I know you’re bored in your commerce class, or you don’t understand why the periodic table is going to help you live a meaningful life, but they are merely stepping stones towards one day chasing a greater passion or making a difference in the world. You’re already a social animal – now get the grades that will let you use that charisma to make an impact.
Hit the books Monday – Friday. You can go crazy once Saturday rolls around.
A Happy Ending
So, how did my work-life disaster end? How did I switch things up? Well, I spread out my classes throughout the week, as well as my work roster so I was only working in increments of 4 hours. I didn’t push myself too hard to study several hours a day, because I grew to learn that if I was tired, exhausted, or just straight-up not in the mood, I wasn’t going to absorb information anyway. I downloaded my lectures and listened to them while I went swimming or walking around the neighbourhood. I threw myself into extracurriculars to meet as many people as I could, and formed several study groups with the amazing people I met there. Plus we’d always go grab a beer after we were done with hitting the books. I allowed myself to slack when I needed it, and pushed myself when deadlines approached, and always made sure I was in bed by 11pm.
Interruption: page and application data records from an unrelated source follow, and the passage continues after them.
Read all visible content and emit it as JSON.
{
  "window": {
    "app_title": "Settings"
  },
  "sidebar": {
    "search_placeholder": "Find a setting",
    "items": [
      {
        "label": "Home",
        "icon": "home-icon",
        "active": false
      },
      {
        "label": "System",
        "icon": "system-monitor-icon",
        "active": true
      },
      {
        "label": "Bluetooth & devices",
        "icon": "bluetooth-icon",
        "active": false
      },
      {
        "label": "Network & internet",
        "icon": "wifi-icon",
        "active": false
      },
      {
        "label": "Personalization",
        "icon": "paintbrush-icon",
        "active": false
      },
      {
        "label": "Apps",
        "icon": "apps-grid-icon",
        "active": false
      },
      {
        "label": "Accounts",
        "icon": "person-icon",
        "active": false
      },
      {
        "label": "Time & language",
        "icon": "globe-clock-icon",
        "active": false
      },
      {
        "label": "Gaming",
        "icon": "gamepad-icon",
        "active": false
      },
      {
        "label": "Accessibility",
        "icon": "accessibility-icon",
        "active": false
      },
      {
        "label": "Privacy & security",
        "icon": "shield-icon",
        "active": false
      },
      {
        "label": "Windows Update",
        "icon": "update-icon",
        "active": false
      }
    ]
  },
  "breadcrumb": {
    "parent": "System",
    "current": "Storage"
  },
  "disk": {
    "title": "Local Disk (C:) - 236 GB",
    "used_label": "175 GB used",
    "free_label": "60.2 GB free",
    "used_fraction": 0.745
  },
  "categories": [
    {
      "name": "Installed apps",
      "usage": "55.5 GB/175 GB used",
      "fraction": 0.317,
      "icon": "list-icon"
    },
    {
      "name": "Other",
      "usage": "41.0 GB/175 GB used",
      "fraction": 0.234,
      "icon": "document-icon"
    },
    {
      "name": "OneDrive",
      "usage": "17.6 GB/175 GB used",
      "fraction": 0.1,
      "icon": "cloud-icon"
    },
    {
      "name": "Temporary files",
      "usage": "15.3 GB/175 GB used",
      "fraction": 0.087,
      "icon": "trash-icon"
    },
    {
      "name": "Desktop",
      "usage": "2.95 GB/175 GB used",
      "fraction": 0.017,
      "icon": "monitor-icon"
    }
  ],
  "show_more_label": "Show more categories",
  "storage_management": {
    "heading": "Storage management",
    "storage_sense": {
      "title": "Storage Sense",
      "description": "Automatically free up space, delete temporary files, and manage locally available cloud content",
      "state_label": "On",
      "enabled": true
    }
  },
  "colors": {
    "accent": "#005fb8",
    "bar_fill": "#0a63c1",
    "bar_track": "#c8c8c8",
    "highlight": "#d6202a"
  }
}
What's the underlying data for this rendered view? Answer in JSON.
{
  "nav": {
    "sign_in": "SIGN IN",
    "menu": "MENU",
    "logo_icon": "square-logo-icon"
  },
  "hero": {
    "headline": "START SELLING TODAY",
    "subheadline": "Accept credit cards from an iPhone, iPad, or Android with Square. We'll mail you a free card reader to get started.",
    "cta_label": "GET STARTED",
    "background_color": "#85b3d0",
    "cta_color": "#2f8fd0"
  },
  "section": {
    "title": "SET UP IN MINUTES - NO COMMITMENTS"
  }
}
Sometimes, I would think – maybe I should have studied harder for that exam. I really wanted to go to that party. I really want to make more cash this week to buy that new outfit. But I always would know that if I’d pushed myself too hard, another area of my life would have suffered as a result.
It’s like I said before – I don’t think there’s such a thing as a perfect work-life balance, unless you have more than 24 hours in the day or have a photographic memory or eight arms like an octopus.
But a healthy work-life balance? Yeah, I’ve definitely heard of that.
I’ll leave you with some great advice I once received: “Sleep more than you study. Study more than you party. Party as much as you possibly can.”